Branding is a way for organisations to differentiate themselves from their competitors, it helps the brand stay consistent, inspires employees and grows your customer base… But I’m getting ahead of myself here – what is branding? It’s a combination of tangible and intangible elements that define the brand; it’s about using symbols and leveraging your brand values to set yourself apart from other organisations in your product or service category.
Branding is a powerful tool because your product or service doesn’t have to be exceptional or the best or most affordable to stand out. It can do well in the market simply because it’s well branded because the reality is that people buy the connections that they have to the brand. They buy the value that they feel the product or service will add to their lives. And if your product or service happens to be the best then, that’s great too!
Branding makes use of the power of association and brands do this by occupying certain spaces in the mind of the consumer. But how do you get to a point where your brand is where you want it to be in people’s minds? It starts with the unsexy stuff and it all has to happen internally first; you have to clearly and simply describe your product or service and describe how your product or service benefits your target audience.
Next is the brand personality – how do you want consumers to relate to your brand, how do you want it to be described when you aren’t there? Ask yourself which word in your brand category do you want to own? Apple owns innovation, Fenty Beauty despite being a newcomer to the beauty industry owns diversity and in the taxi industry Uber owns travel.

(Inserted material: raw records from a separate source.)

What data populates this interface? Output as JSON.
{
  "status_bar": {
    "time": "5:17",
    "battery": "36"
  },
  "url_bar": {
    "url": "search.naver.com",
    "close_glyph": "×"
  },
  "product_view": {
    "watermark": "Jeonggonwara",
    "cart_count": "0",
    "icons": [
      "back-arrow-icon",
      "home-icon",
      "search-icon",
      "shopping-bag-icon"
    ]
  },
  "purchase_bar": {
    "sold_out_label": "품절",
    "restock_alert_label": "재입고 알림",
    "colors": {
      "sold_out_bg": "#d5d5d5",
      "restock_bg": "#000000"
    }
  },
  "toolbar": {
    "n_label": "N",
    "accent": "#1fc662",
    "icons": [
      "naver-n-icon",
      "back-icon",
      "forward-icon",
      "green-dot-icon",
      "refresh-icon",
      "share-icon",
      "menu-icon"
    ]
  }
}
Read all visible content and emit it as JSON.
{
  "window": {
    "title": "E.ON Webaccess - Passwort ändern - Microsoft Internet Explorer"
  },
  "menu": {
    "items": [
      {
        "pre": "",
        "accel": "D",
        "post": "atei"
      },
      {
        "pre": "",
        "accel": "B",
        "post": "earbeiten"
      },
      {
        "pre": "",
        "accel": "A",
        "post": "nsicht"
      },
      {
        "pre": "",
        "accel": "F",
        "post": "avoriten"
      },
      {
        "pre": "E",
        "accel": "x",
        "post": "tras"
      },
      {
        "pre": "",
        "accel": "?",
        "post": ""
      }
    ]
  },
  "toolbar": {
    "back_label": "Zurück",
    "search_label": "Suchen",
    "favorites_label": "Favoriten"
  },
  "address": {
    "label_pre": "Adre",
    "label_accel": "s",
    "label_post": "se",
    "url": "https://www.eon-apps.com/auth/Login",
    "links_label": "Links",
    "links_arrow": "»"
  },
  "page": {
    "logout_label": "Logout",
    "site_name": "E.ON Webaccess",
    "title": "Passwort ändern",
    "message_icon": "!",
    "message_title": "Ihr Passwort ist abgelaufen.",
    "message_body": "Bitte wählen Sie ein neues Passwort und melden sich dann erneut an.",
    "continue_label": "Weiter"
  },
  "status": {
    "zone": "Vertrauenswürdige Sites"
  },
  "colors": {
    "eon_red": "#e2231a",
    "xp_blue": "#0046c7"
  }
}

The feeling – how does your product or service make the consumer feel and how do you want them to feel? Establish an emotional connection with consumers, and this is done by allowing them to buy into something more than the product or service itself. The emotional connection makes consumers feel part of the brand and overarching story. Airbnb is a service that connects people to affordable accommodation anywhere in the world – that’s what the service is and consumers benefit from affordable accommodation when traveling, and hosts make money but Airbnb users connect to the “big idea”, which is belonging to a community and to the world.
These elements form the basics of building your brand, they are the jump off point that informs other parts of the organisation, like company culture, promotional activities, language, etc. If you don’t clearly define the fundamentals of the brand then you may find yourself being out performed by your competitors and lacking alignment and harmony, both internally and externally.

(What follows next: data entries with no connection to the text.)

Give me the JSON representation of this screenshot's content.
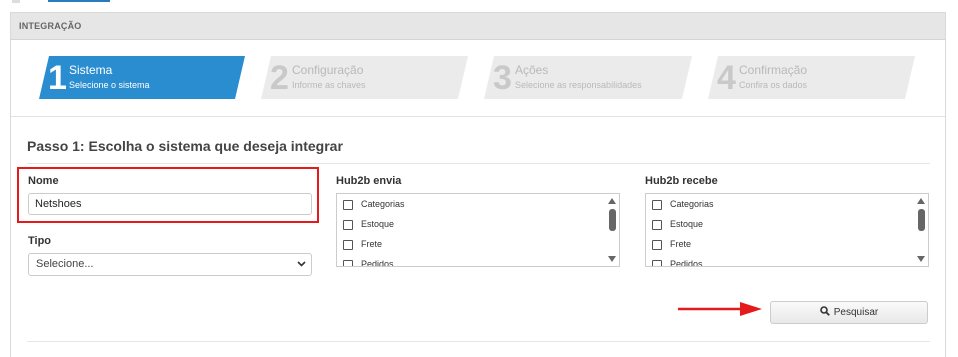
{
  "panel": {
    "header": "INTEGRAÇÃO"
  },
  "wizard": {
    "steps": [
      {
        "number": "1",
        "title": "Sistema",
        "subtitle": "Selecione o sistema",
        "active": true
      },
      {
        "number": "2",
        "title": "Configuração",
        "subtitle": "Informe as chaves",
        "active": false
      },
      {
        "number": "3",
        "title": "Ações",
        "subtitle": "Selecione as responsabilidades",
        "active": false
      },
      {
        "number": "4",
        "title": "Confirmação",
        "subtitle": "Confira os dados",
        "active": false
      }
    ],
    "active_color": "#2a8dd0",
    "inactive_color": "#ebebeb"
  },
  "form": {
    "section_title": "Passo 1: Escolha o sistema que deseja integrar",
    "nome": {
      "label": "Nome",
      "value": "Netshoes"
    },
    "tipo": {
      "label": "Tipo",
      "selected": "Selecione..."
    },
    "envia": {
      "label": "Hub2b envia",
      "options": [
        "Categorias",
        "Estoque",
        "Frete",
        "Pedidos"
      ]
    },
    "recebe": {
      "label": "Hub2b recebe",
      "options": [
        "Categorias",
        "Estoque",
        "Frete",
        "Pedidos"
      ]
    },
    "search_button": "Pesquisar"
  },
  "annotations": {
    "highlight_color": "#e51b1b",
    "arrow_color": "#e51b1b"
  }
}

The visual elements:
Organisations put lots of money into communications that allow them to effectively and clearly communicate who they are to their audiences and the purpose of these communications is to take the above mentioned and infuse them into visual elements that make up your brand. The logo is the symbol that allows people to identify the brand – think of Netflix’s red N, Google’s G and Adidas’ 3 strikes. All easily recognizable logomarks that result in almost immediate brand recall. The logomark personifies the personality of the brand; so if your brand is playful then the logomark should reflect that. We can’t speak about the visual elements of the brand without mentioning colour – colour speaks and is an important tool of telling the brand story and attracting consumers. Think about how the idea of Ferrari changing it’s logo to pink makes you feel, what about YouTube making it’s logo yellow instead of red? Pink doesn’t really say Fast and Furious and a yellow YouTube would just be jarring. Because colour is a critical element of the brand personality and attracting consumers; if the colours that you use for your brand don’t align with the brand personality then it will certainly stand out but not in the way you want.

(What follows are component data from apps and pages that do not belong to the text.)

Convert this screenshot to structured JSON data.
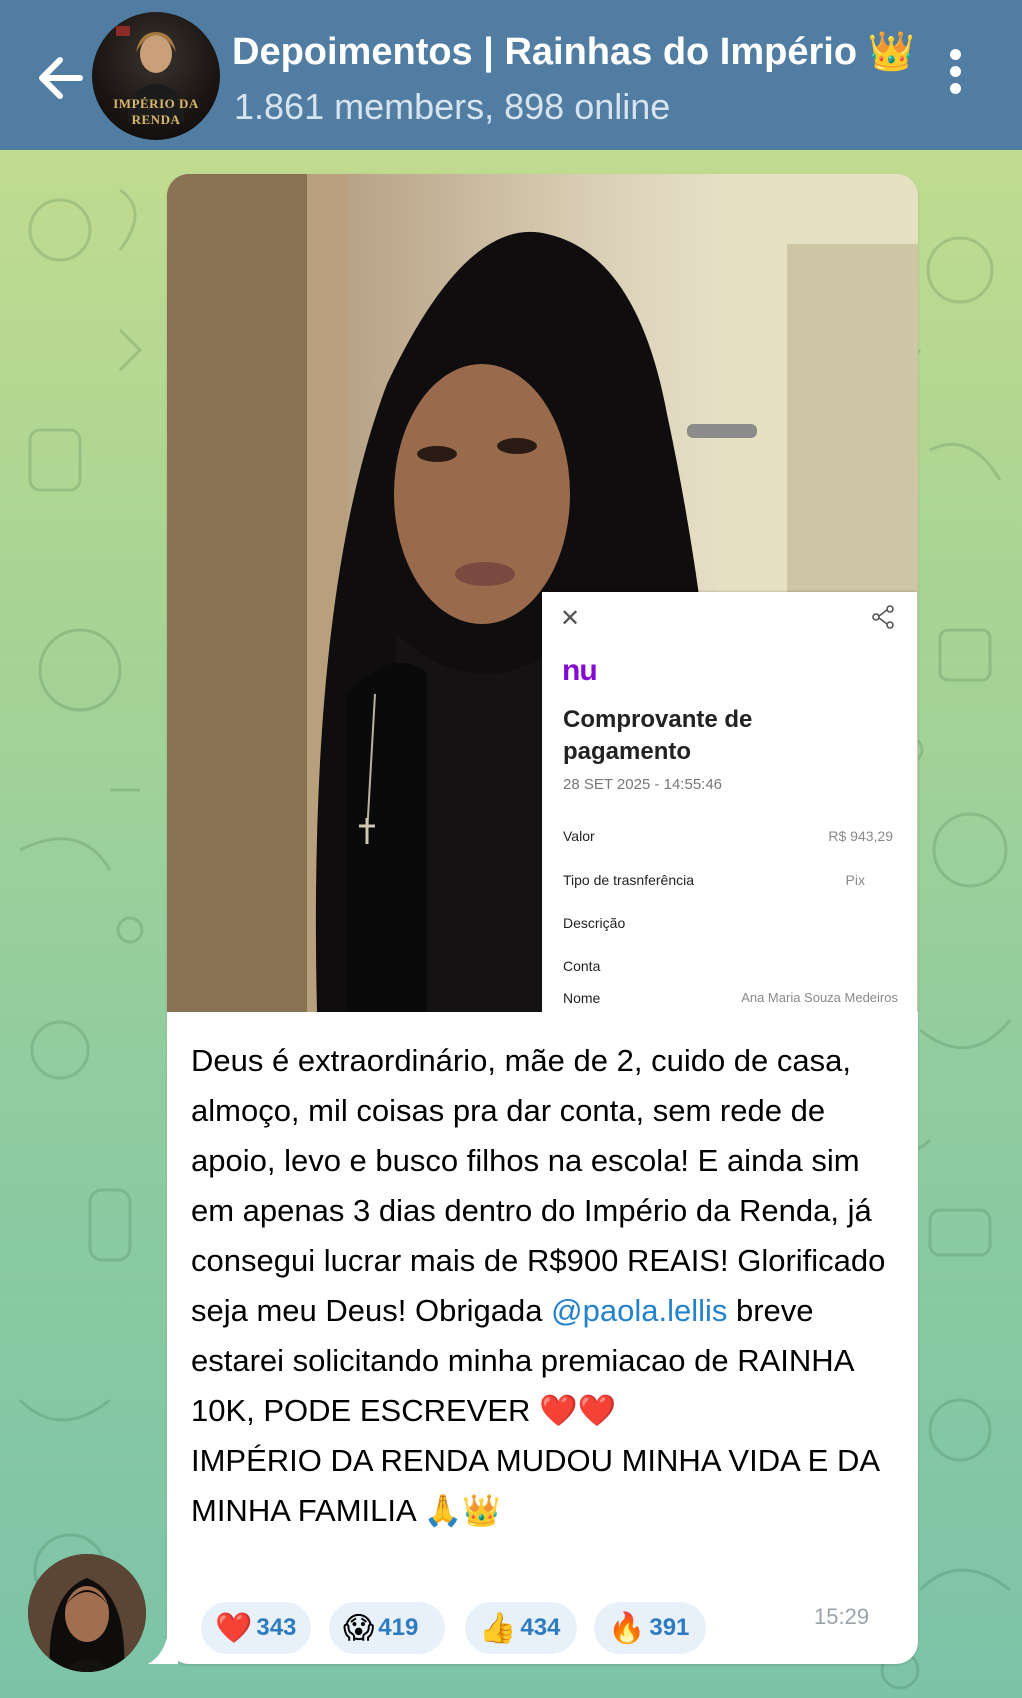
{
  "header": {
    "back_icon": "arrow-left-icon",
    "title": "Depoimentos | Rainhas do Império 👑",
    "subtitle": "1.861 members, 898 online",
    "avatar_text": "IMPÉRIO DA RENDA",
    "menu_icon": "kebab-menu-icon"
  },
  "message": {
    "receipt": {
      "logo": "nu",
      "title": "Comprovante de pagamento",
      "date": "28 SET 2025 - 14:55:46",
      "rows": [
        {
          "label": "Valor",
          "value": "R$ 943,29"
        },
        {
          "label": "Tipo de trasnferência",
          "value": "Pix"
        },
        {
          "label": "Descrição",
          "value": ""
        },
        {
          "label": "Conta",
          "value": ""
        },
        {
          "label": "Nome",
          "value": "Ana Maria Souza Medeiros"
        }
      ]
    },
    "text_before_mention": "Deus é extraordinário, mãe de 2, cuido de casa, almoço, mil coisas pra dar conta, sem rede de apoio, levo e busco filhos na escola! E ainda sim em apenas 3 dias dentro do Império da Renda, já consegui lucrar mais de R$900 REAIS! Glorificado seja meu Deus! Obrigada ",
    "mention": "@paola.lellis",
    "text_after_mention": " breve estarei solicitando minha premiacao de RAINHA 10K, PODE ESCREVER ❤️❤️",
    "text_last": "IMPÉRIO DA RENDA MUDOU MINHA VIDA E DA MINHA FAMILIA 🙏👑",
    "reactions": [
      {
        "emoji": "❤️",
        "count": "343"
      },
      {
        "emoji": "😱",
        "count": "419"
      },
      {
        "emoji": "👍",
        "count": "434"
      },
      {
        "emoji": "🔥",
        "count": "391"
      }
    ],
    "time": "15:29"
  },
  "colors": {
    "header_bg": "#527da3",
    "mention": "#2481cc",
    "reaction_bg": "#e8f1fa",
    "reaction_count": "#2f7bbf"
  }
}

The building blocks of the brand and the visuals elements all come together to inform the website, photography style, office design, uniform (if your company has one), the type of adverts that the brand puts out and the layout and content of the Instagram page. It all works together to form a cohesive brand identity that communicates the brand values clearly to employees and consumers at all times.
Everyday at HKLM we help our clients build their brands, whether it’s building a brand from the ground up or repositioning an existing brand – we ensure that the strategy we present is aligned with brand objectives. That’s why it’s called strategic branding – you have to be intentional, focus on building the core elements of the brand and bringing it all together.